- What the task requires -
Retype the entries in full.

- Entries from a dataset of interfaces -
———

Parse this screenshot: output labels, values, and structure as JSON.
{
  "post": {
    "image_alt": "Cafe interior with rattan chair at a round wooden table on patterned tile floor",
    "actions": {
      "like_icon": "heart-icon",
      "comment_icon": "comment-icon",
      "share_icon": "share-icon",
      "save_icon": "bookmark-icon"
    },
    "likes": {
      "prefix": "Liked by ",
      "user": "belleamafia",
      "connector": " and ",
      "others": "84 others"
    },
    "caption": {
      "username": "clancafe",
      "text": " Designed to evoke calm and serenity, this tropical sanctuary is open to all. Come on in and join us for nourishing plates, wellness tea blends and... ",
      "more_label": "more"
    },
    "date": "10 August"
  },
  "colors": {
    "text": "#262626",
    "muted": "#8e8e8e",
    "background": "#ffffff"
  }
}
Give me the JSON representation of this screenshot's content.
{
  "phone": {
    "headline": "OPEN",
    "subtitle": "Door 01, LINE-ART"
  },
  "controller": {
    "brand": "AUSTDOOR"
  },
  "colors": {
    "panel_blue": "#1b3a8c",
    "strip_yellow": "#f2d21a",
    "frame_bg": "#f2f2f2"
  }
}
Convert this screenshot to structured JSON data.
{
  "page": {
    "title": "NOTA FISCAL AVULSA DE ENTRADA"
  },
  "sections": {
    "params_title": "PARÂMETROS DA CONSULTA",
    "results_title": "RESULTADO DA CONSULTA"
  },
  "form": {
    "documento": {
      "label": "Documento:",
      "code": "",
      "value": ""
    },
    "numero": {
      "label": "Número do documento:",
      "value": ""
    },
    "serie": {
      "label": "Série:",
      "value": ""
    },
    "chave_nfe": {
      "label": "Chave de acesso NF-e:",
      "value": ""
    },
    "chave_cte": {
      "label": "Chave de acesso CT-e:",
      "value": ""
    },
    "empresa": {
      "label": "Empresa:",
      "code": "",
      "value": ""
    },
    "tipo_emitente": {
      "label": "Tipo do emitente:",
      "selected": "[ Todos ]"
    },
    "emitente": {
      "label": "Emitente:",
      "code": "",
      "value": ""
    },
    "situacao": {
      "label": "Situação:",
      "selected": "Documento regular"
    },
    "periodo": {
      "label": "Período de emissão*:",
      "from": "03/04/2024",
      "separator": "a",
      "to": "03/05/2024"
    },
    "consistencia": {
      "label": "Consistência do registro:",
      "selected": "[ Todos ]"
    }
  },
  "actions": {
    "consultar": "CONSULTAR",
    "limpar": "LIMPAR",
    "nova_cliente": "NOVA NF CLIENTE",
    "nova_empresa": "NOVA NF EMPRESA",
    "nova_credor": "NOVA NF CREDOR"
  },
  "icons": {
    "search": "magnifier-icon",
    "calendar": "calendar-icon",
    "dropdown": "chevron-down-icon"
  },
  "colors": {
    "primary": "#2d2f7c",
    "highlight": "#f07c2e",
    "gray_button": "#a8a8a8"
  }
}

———

- The answer -
Parse this screenshot: output labels, values, and structure as JSON.
{
  "post": {
    "image_alt": "Cafe interior with rattan chair at a round wooden table on patterned tile floor",
    "actions": {
      "like_icon": "heart-icon",
      "comment_icon": "comment-icon",
      "share_icon": "share-icon",
      "save_icon": "bookmark-icon"
    },
    "likes": {
      "prefix": "Liked by ",
      "user": "belleamafia",
      "connector": " and ",
      "others": "84 others"
    },
    "caption": {
      "username": "clancafe",
      "text": " Designed to evoke calm and serenity, this tropical sanctuary is open to all. Come on in and join us for nourishing plates, wellness tea blends and... ",
      "more_label": "more"
    },
    "date": "10 August"
  },
  "colors": {
    "text": "#262626",
    "muted": "#8e8e8e",
    "background": "#ffffff"
  }
}
Give me the JSON representation of this screenshot's content.
{
  "phone": {
    "headline": "OPEN",
    "subtitle": "Door 01, LINE-ART"
  },
  "controller": {
    "brand": "AUSTDOOR"
  },
  "colors": {
    "panel_blue": "#1b3a8c",
    "strip_yellow": "#f2d21a",
    "frame_bg": "#f2f2f2"
  }
}
Convert this screenshot to structured JSON data.
{
  "page": {
    "title": "NOTA FISCAL AVULSA DE ENTRADA"
  },
  "sections": {
    "params_title": "PARÂMETROS DA CONSULTA",
    "results_title": "RESULTADO DA CONSULTA"
  },
  "form": {
    "documento": {
      "label": "Documento:",
      "code": "",
      "value": ""
    },
    "numero": {
      "label": "Número do documento:",
      "value": ""
    },
    "serie": {
      "label": "Série:",
      "value": ""
    },
    "chave_nfe": {
      "label": "Chave de acesso NF-e:",
      "value": ""
    },
    "chave_cte": {
      "label": "Chave de acesso CT-e:",
      "value": ""
    },
    "empresa": {
      "label": "Empresa:",
      "code": "",
      "value": ""
    },
    "tipo_emitente": {
      "label": "Tipo do emitente:",
      "selected": "[ Todos ]"
    },
    "emitente": {
      "label": "Emitente:",
      "code": "",
      "value": ""
    },
    "situacao": {
      "label": "Situação:",
      "selected": "Documento regular"
    },
    "periodo": {
      "label": "Período de emissão*:",
      "from": "03/04/2024",
      "separator": "a",
      "to": "03/05/2024"
    },
    "consistencia": {
      "label": "Consistência do registro:",
      "selected": "[ Todos ]"
    }
  },
  "actions": {
    "consultar": "CONSULTAR",
    "limpar": "LIMPAR",
    "nova_cliente": "NOVA NF CLIENTE",
    "nova_empresa": "NOVA NF EMPRESA",
    "nova_credor": "NOVA NF CREDOR"
  },
  "icons": {
    "search": "magnifier-icon",
    "calendar": "calendar-icon",
    "dropdown": "chevron-down-icon"
  },
  "colors": {
    "primary": "#2d2f7c",
    "highlight": "#f07c2e",
    "gray_button": "#a8a8a8"
  }
}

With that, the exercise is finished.